A key aspect of energy efficiency policy is at risk of suffering a major setback due to actions in the U.S. House of Representatives.
The House Energy & Commerce Committee is developing a comprehensive energy bill with energy efficiency – rightly so – included as one of the central pillars. However, certain provisions in the “Discussion Draft” of this title would have a profoundly negative impact on energy efficiency, specifically those that would inhibit the process of establishing building energy codes.
Why is this important? Building energy codes are an important tool for advancing energy efficiency in the sector of our economy that consumes more energy than any other activity: residential and commercial buildings represent more than 40% of the total energy consumed in the United States, and 73% of the electricity.
The provisions in the Discussion Draft would impact building codes in two ways. First, it would severely limit the role of the Department of Energy (DOE) in the code development process. Second, if a proposed code is estimated to have a simple payback of more than 10 years, DOE would be barred from providing any assistance of any kind. These limitations would be devastating, as the annual impact of DOE’s assistance in the codes process is $780 million in avoided energy costs.
Fortunately there is an alternative!

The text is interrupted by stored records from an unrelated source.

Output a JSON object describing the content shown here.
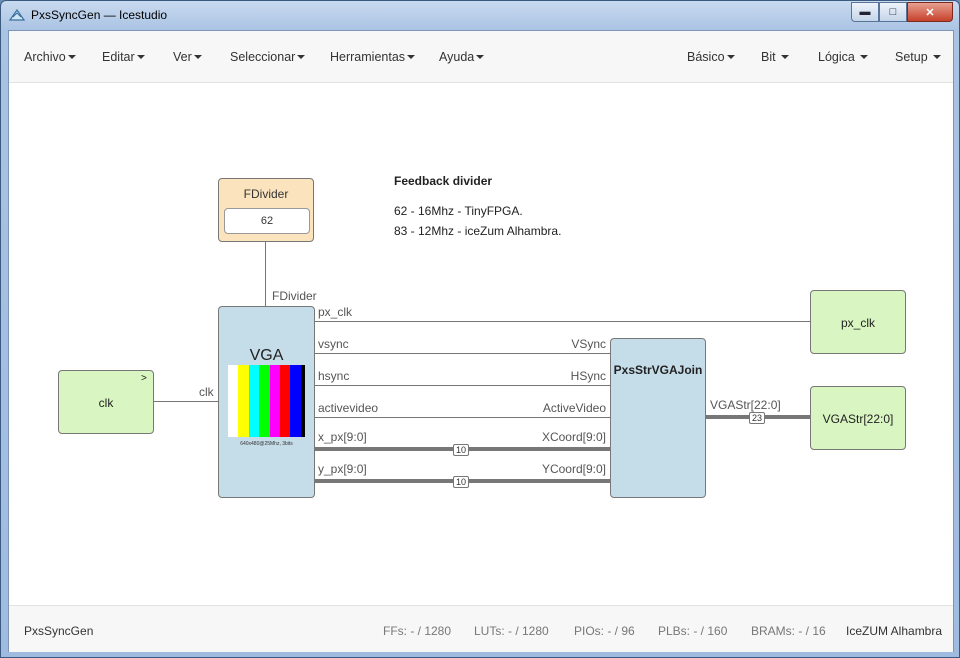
{
  "window": {
    "title": "PxsSyncGen — Icestudio",
    "icon": "icestudio-logo-icon",
    "buttons": {
      "minimize": "▬",
      "maximize": "□",
      "close": "✕"
    }
  },
  "menu": {
    "left": [
      "Archivo",
      "Editar",
      "Ver",
      "Seleccionar",
      "Herramientas",
      "Ayuda"
    ],
    "right": [
      "Básico",
      "Bit",
      "Lógica",
      "Setup"
    ]
  },
  "canvas": {
    "fdivider": {
      "title": "FDivider",
      "value": "62",
      "port": "FDivider"
    },
    "note": {
      "title": "Feedback divider",
      "lines": [
        "62 - 16Mhz - TinyFPGA.",
        "83 - 12Mhz - iceZum Alhambra."
      ]
    },
    "clk_input": {
      "label": "clk",
      "clock_mark": ">"
    },
    "vga": {
      "title": "VGA",
      "subtitle": "640x480@25Mhz, 3bits",
      "in_port": "clk",
      "out_ports": [
        "px_clk",
        "vsync",
        "hsync",
        "activevideo",
        "x_px[9:0]",
        "y_px[9:0]"
      ],
      "bar_colors": [
        "#ffff00",
        "#00ffff",
        "#00ff00",
        "#ff00ff",
        "#ff0000",
        "#0000ff"
      ]
    },
    "join": {
      "title": "PxsStrVGAJoin",
      "in_ports": [
        "VSync",
        "HSync",
        "ActiveVideo",
        "XCoord[9:0]",
        "YCoord[9:0]"
      ],
      "out_port": "VGAStr[22:0]"
    },
    "bus_widths": {
      "x": "10",
      "y": "10",
      "vgastr": "23"
    },
    "outputs": {
      "px_clk": "px_clk",
      "vgastr": "VGAStr[22:0]"
    }
  },
  "footer": {
    "project": "PxsSyncGen",
    "ffs": "FFs:  - / 1280",
    "luts": "LUTs:  - / 1280",
    "pios": "PIOs:  - / 96",
    "plbs": "PLBs:  - / 160",
    "brams": "BRAMs:  - / 16",
    "board": "IceZUM Alhambra"
  }
}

Legislation introduced by Congressmen McKinley (R-W.V.) and Welch (D-Vt.) contains a building code section that enjoys the public support of businesses and organizations across the county and represents a fully-vetted and carefully negotiated consensus agreement derived from years of negotiations.
Click here to urge your Congressman to support building energy codes and energy efficiency by advocating for a substitution of the building code provisions in the Discussion Draft for those in the McKinley-Welch bill.